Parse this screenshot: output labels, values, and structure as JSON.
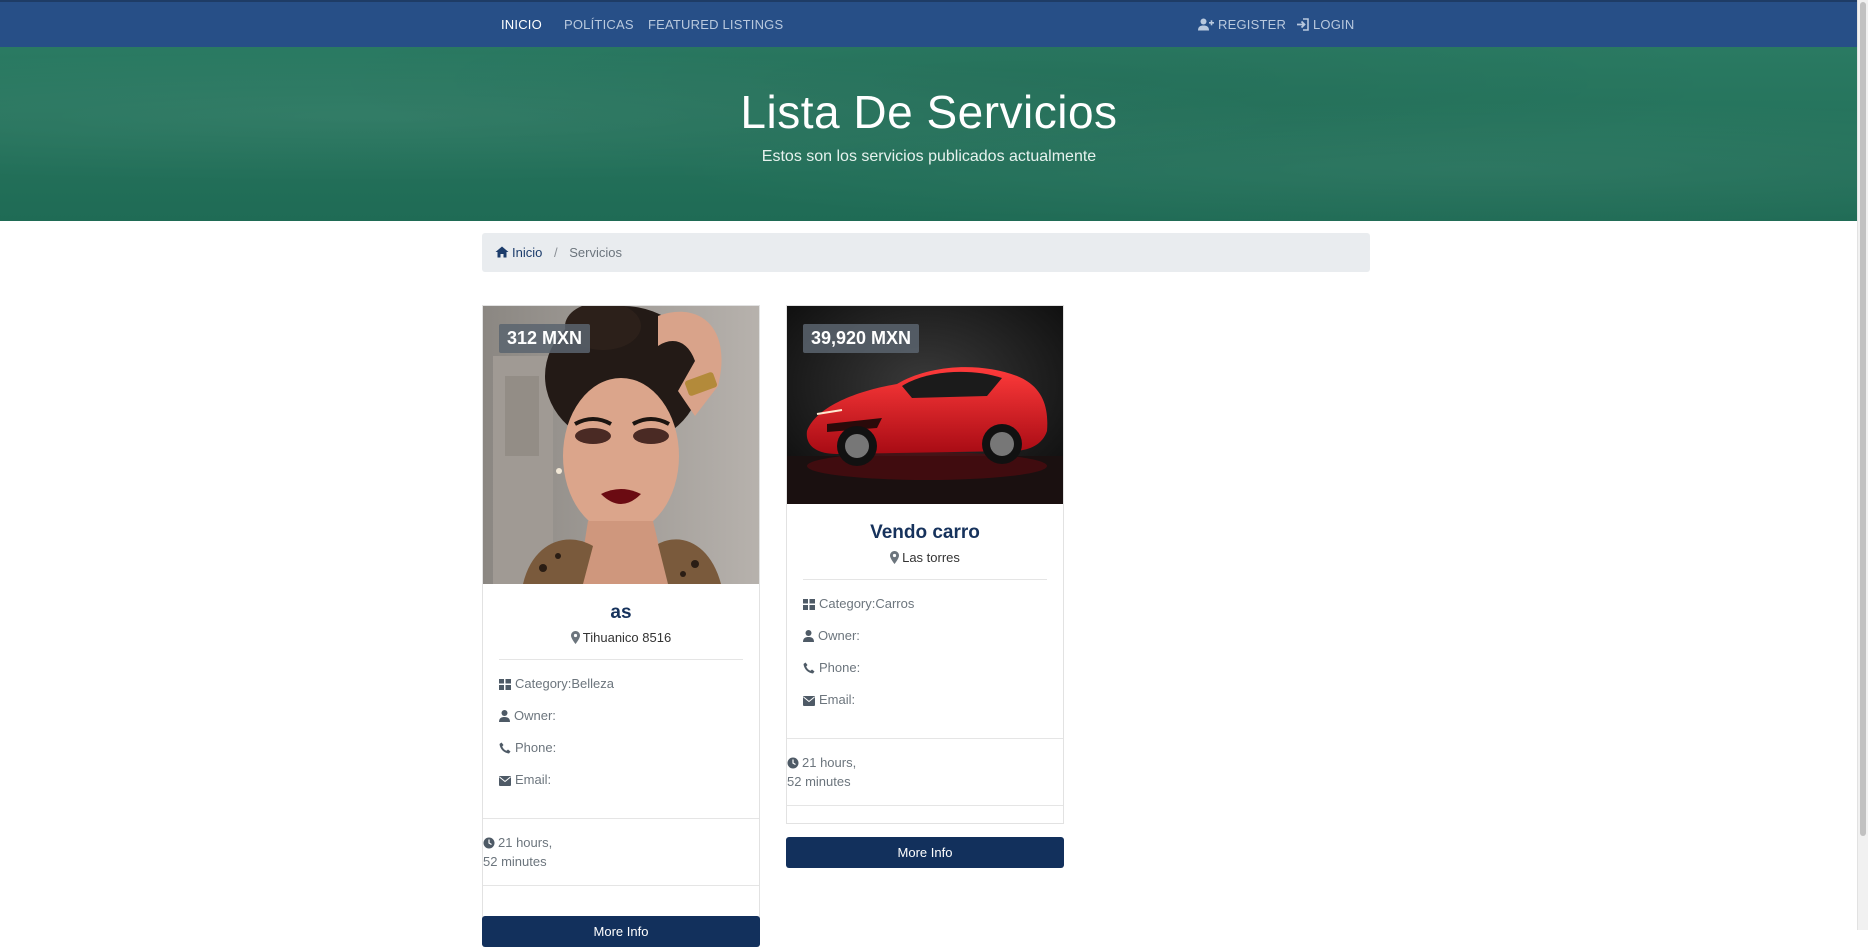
{
  "nav": {
    "left": [
      "INICIO",
      "POLÍTICAS",
      "FEATURED LISTINGS"
    ],
    "register": "REGISTER",
    "login": "LOGIN"
  },
  "hero": {
    "title": "Lista De Servicios",
    "subtitle": "Estos son los servicios publicados actualmente"
  },
  "breadcrumb": {
    "home": "Inicio",
    "separator": "/",
    "current": "Servicios"
  },
  "listings": [
    {
      "price": "312 MXN",
      "title": "as",
      "location": "Tihuanico 8516",
      "category": "Category:Belleza",
      "owner": "Owner:",
      "phone": "Phone:",
      "email": "Email:",
      "time_line1": "21 hours,",
      "time_line2": "52 minutes",
      "button": "More Info",
      "image": "woman portrait with makeup"
    },
    {
      "price": "39,920 MXN",
      "title": "Vendo carro",
      "location": "Las torres",
      "category": "Category:Carros",
      "owner": "Owner:",
      "phone": "Phone:",
      "email": "Email:",
      "time_line1": "21 hours,",
      "time_line2": "52 minutes",
      "button": "More Info",
      "image": "red sports car"
    }
  ],
  "icons": {
    "register": "user-plus-icon",
    "login": "sign-in-icon",
    "home": "home-icon",
    "location": "map-marker-icon",
    "category": "grid-icon",
    "owner": "user-icon",
    "phone": "phone-icon",
    "email": "envelope-icon",
    "time": "clock-icon"
  },
  "colors": {
    "navbar": "#274f87",
    "hero": "#1f6b55",
    "button": "#12305c",
    "title": "#16325c"
  }
}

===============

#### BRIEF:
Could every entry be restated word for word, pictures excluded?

#### SOLUTION FOR THIS EXERCISE:
Parse this screenshot: output labels, values, and structure as JSON.
{
  "nav": {
    "left": [
      "INICIO",
      "POLÍTICAS",
      "FEATURED LISTINGS"
    ],
    "register": "REGISTER",
    "login": "LOGIN"
  },
  "hero": {
    "title": "Lista De Servicios",
    "subtitle": "Estos son los servicios publicados actualmente"
  },
  "breadcrumb": {
    "home": "Inicio",
    "separator": "/",
    "current": "Servicios"
  },
  "listings": [
    {
      "price": "312 MXN",
      "title": "as",
      "location": "Tihuanico 8516",
      "category": "Category:Belleza",
      "owner": "Owner:",
      "phone": "Phone:",
      "email": "Email:",
      "time_line1": "21 hours,",
      "time_line2": "52 minutes",
      "button": "More Info",
      "image": "woman portrait with makeup"
    },
    {
      "price": "39,920 MXN",
      "title": "Vendo carro",
      "location": "Las torres",
      "category": "Category:Carros",
      "owner": "Owner:",
      "phone": "Phone:",
      "email": "Email:",
      "time_line1": "21 hours,",
      "time_line2": "52 minutes",
      "button": "More Info",
      "image": "red sports car"
    }
  ],
  "icons": {
    "register": "user-plus-icon",
    "login": "sign-in-icon",
    "home": "home-icon",
    "location": "map-marker-icon",
    "category": "grid-icon",
    "owner": "user-icon",
    "phone": "phone-icon",
    "email": "envelope-icon",
    "time": "clock-icon"
  },
  "colors": {
    "navbar": "#274f87",
    "hero": "#1f6b55",
    "button": "#12305c",
    "title": "#16325c"
  }
}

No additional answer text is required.